APR 22, 2021 | 4:15 PM TO 6:15 PM



Online Event


April 22, 2021: 4:15 PM-6:15 PM




David Embick, Professor, Linguistics University of Pennsylvania presents:

Smaller structures for stative passives
Abstract: An idea that has been investigated in some syntactic approaches to morphology is that certain elements can enter the syntax in a way that involves only "small"- i.e., non-phrasal- structures. Recent applications of this idea are found in discussions of (certain) compounds, and of different types of derivational morphology (e.g. Embick 2016, Wood 2020). Stative passives (a.k.a. "adjectival
passives") like opened in The door is opened, or flattened in The metal is flattened, provide an interesting testing ground for syntactic approaches to word formation. On the one hand, they have
certain properties (concerning modification and perhaps argument-licensing) that might make this "direct attachment" or "small" analysis look appealing. On the other hand, they appear to scope over resultative secondary predicates and other vP internal material; this and other facts have led different researchers (Kratzer 2001, Embick 2004, and others in that vein) to propose that stative passives are (sometimes/always) phrasal.

A reconsideration of some of the facts about stative passives, along with a new look at how un-prefixation works, suggests that there are serious problems with a phrasal analysis.
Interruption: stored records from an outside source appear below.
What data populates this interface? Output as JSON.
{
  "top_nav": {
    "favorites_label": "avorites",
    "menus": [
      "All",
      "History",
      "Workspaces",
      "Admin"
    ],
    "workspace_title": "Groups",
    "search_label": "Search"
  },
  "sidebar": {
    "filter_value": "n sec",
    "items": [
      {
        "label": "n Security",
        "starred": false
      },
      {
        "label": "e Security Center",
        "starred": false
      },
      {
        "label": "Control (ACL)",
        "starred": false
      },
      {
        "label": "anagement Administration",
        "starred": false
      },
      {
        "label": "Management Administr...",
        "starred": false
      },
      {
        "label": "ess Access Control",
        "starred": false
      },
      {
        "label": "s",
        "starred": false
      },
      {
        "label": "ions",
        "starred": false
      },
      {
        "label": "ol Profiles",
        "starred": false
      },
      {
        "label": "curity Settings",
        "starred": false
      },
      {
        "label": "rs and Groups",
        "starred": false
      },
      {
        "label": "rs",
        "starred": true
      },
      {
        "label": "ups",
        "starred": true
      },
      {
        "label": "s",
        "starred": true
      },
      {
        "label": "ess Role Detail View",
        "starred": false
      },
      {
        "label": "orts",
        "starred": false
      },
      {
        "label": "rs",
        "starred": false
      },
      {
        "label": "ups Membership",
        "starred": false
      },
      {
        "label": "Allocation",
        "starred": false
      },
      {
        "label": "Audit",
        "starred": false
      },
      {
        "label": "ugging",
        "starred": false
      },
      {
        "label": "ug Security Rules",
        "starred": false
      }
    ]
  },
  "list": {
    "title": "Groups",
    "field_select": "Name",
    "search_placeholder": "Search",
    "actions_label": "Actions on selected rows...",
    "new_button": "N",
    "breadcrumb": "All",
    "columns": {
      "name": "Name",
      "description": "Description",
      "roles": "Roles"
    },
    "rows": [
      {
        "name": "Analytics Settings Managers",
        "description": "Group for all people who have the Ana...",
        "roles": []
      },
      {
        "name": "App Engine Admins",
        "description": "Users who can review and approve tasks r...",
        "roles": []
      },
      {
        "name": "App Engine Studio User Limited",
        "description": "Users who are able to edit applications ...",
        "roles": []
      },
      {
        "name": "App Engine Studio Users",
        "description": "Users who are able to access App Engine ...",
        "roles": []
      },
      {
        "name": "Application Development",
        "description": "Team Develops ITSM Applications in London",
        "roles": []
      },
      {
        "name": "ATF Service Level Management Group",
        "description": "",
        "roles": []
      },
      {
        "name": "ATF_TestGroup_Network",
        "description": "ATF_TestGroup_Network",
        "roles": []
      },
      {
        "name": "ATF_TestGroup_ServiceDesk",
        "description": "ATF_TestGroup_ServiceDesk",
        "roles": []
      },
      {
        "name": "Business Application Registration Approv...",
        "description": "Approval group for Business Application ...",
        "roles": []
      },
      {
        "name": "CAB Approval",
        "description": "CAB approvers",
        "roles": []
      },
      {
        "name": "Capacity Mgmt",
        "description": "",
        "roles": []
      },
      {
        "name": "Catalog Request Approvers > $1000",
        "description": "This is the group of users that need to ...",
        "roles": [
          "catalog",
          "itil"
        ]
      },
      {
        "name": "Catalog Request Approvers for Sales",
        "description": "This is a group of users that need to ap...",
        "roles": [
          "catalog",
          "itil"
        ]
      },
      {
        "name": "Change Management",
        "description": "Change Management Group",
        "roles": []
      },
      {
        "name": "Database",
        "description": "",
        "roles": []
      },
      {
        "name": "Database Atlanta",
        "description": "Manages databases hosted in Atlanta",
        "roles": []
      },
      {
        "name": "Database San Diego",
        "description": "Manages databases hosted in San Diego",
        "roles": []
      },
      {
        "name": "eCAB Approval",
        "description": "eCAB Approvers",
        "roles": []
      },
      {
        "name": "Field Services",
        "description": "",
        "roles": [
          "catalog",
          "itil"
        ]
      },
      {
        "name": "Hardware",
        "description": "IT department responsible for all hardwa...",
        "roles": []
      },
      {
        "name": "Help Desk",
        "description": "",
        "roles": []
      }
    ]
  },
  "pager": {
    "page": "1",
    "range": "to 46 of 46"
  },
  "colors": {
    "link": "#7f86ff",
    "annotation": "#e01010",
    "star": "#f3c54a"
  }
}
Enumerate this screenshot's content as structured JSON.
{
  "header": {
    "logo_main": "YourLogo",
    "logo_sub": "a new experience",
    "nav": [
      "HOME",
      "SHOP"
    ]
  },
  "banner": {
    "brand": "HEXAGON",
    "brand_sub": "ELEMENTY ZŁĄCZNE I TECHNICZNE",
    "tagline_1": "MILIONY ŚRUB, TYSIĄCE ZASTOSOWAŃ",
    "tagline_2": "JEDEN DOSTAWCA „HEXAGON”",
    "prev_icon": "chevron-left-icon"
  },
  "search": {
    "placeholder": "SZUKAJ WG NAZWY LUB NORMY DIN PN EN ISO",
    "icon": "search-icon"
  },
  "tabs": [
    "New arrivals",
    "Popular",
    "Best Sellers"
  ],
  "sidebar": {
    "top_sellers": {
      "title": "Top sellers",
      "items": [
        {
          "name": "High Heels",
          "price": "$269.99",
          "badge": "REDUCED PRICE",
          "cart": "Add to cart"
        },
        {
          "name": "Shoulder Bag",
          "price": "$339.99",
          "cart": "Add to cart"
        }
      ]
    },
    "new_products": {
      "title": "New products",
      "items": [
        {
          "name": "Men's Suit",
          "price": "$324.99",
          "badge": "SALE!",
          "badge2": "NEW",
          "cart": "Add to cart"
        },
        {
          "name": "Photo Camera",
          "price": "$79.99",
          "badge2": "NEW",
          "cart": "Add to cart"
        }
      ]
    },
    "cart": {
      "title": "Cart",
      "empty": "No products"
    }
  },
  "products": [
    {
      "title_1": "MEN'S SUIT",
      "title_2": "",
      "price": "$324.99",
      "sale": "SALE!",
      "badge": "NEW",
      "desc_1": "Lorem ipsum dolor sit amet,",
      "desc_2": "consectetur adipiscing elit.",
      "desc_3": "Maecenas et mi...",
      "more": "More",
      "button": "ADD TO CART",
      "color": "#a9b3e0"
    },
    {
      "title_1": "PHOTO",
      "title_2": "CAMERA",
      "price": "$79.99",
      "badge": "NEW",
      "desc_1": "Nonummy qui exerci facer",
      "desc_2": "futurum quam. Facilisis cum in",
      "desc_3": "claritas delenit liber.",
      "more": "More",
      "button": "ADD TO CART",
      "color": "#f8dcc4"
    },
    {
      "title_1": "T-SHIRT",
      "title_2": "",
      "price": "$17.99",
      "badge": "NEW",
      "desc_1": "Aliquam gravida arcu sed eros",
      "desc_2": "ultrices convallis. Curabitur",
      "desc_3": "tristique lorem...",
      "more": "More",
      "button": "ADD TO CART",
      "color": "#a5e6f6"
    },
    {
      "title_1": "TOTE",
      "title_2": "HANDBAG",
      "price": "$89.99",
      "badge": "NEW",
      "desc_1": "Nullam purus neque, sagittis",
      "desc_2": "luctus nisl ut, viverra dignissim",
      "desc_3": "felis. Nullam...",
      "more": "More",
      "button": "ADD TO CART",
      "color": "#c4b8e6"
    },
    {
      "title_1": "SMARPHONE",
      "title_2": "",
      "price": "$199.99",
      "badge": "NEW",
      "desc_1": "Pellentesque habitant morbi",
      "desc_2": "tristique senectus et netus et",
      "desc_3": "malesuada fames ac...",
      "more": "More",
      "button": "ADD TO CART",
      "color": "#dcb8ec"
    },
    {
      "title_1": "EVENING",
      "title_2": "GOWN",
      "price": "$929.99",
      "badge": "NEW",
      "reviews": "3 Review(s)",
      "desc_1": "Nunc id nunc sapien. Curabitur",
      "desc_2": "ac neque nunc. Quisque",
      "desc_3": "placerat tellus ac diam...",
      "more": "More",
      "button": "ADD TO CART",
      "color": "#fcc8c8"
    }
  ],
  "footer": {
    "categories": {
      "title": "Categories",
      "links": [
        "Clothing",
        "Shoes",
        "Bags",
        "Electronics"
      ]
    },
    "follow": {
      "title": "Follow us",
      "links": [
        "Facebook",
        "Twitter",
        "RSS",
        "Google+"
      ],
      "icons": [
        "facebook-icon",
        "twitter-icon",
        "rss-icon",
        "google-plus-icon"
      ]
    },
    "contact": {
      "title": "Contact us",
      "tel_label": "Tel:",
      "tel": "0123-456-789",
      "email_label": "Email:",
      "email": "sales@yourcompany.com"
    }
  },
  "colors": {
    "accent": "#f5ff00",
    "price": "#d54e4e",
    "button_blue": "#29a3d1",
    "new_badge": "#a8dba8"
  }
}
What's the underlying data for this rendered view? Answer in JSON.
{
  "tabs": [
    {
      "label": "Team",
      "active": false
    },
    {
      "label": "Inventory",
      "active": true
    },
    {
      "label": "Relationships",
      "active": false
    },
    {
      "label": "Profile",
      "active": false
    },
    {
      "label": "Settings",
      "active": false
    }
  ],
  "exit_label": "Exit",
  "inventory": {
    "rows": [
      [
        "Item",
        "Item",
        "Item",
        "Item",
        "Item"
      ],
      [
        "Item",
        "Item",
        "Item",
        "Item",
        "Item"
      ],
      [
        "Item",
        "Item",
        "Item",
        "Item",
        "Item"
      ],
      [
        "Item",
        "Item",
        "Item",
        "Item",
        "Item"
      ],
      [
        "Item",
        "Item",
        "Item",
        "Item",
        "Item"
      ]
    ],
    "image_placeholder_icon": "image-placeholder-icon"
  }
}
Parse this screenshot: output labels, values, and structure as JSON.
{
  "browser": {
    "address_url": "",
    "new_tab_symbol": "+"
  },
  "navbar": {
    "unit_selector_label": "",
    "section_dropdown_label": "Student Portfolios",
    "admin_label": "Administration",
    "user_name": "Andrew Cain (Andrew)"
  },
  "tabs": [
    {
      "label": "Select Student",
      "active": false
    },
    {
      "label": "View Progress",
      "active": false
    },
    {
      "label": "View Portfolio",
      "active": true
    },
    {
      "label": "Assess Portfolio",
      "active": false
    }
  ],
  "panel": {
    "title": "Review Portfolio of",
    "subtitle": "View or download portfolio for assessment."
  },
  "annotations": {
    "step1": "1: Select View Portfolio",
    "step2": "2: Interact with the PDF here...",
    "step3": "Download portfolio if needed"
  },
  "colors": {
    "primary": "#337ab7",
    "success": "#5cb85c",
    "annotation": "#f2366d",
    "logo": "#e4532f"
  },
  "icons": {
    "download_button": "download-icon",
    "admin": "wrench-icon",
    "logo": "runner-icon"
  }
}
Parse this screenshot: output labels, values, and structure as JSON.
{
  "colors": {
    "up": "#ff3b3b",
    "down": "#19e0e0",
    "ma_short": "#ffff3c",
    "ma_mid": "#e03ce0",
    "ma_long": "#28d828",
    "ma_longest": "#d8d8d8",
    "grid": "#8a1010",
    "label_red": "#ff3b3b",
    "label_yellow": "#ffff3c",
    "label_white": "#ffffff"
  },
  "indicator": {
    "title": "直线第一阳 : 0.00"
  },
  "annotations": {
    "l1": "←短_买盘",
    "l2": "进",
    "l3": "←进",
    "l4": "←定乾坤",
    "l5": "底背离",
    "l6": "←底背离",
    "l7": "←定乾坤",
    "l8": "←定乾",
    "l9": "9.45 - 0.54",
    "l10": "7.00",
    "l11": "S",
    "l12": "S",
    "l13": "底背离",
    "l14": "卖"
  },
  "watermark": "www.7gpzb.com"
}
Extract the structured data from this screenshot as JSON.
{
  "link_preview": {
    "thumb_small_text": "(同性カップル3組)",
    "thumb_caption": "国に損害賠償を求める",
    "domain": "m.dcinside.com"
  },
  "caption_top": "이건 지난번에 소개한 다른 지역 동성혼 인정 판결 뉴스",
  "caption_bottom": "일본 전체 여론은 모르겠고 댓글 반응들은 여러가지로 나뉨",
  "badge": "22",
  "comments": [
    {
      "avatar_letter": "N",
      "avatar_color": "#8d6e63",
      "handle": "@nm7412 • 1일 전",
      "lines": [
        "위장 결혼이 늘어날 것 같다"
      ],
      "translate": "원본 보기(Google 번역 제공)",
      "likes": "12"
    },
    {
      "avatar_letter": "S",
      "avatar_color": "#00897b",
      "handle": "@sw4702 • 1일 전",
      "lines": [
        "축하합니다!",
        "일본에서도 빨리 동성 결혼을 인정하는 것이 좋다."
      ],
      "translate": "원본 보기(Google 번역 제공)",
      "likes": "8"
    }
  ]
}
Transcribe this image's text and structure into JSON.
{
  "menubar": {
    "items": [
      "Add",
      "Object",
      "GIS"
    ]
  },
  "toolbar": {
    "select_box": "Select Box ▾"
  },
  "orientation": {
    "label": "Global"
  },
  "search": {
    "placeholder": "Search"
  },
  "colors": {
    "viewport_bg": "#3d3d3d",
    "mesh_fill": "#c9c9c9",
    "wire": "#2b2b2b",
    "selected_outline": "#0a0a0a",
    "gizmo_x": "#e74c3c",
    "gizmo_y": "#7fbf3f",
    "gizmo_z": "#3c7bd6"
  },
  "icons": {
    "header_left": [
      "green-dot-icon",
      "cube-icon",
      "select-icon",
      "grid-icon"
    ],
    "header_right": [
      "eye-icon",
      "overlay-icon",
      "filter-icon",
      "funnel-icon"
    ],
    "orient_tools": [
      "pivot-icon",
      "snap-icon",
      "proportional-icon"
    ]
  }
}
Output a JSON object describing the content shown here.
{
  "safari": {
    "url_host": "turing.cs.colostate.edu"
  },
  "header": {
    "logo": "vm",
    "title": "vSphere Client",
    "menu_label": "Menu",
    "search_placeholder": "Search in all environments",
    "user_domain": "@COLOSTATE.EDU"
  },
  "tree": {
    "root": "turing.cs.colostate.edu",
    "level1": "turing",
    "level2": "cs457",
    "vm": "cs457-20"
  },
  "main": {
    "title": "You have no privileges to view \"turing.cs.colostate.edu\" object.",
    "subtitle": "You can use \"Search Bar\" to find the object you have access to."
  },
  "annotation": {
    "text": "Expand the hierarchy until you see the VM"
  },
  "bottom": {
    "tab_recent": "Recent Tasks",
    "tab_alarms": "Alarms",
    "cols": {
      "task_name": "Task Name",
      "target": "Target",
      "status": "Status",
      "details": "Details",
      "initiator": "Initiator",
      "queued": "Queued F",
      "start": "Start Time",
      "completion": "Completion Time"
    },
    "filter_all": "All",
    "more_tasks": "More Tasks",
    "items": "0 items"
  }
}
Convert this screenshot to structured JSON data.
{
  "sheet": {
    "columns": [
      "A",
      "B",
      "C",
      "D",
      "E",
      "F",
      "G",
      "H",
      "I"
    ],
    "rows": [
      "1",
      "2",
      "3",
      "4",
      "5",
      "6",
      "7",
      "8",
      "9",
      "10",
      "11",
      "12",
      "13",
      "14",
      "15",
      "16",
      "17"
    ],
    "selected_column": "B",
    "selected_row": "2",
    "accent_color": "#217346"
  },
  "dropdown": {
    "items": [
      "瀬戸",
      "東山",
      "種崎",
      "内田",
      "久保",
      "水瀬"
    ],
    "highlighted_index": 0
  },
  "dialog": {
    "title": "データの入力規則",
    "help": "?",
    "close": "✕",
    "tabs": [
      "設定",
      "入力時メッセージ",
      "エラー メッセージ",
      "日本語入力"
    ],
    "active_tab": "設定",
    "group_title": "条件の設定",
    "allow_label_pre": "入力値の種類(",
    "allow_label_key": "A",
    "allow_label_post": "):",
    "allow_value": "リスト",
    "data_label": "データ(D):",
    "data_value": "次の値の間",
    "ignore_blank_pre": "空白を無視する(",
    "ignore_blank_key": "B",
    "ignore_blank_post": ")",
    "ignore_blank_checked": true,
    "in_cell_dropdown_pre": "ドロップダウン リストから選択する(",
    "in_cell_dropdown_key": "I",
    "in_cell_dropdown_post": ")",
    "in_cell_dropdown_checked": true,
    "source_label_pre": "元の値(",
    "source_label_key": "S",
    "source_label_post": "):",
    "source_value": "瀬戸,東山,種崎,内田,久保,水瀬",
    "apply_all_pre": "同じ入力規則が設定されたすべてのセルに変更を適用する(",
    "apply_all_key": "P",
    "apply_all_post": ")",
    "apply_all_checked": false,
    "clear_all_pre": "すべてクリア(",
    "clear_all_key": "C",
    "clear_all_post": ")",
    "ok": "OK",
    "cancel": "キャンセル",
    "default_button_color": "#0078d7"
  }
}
I show how these
difficulties can be overcome with "direct attachment" analyses of both the head realized as un- and certain stative passives, and point to the broader possibility that all stative passives in English might be
"small". More general implications of this line of argument, concerning how Roots are introduced into the syntax, and how arguments are licensed, are considered as well.

*Registration has closed for David Embick’s talk*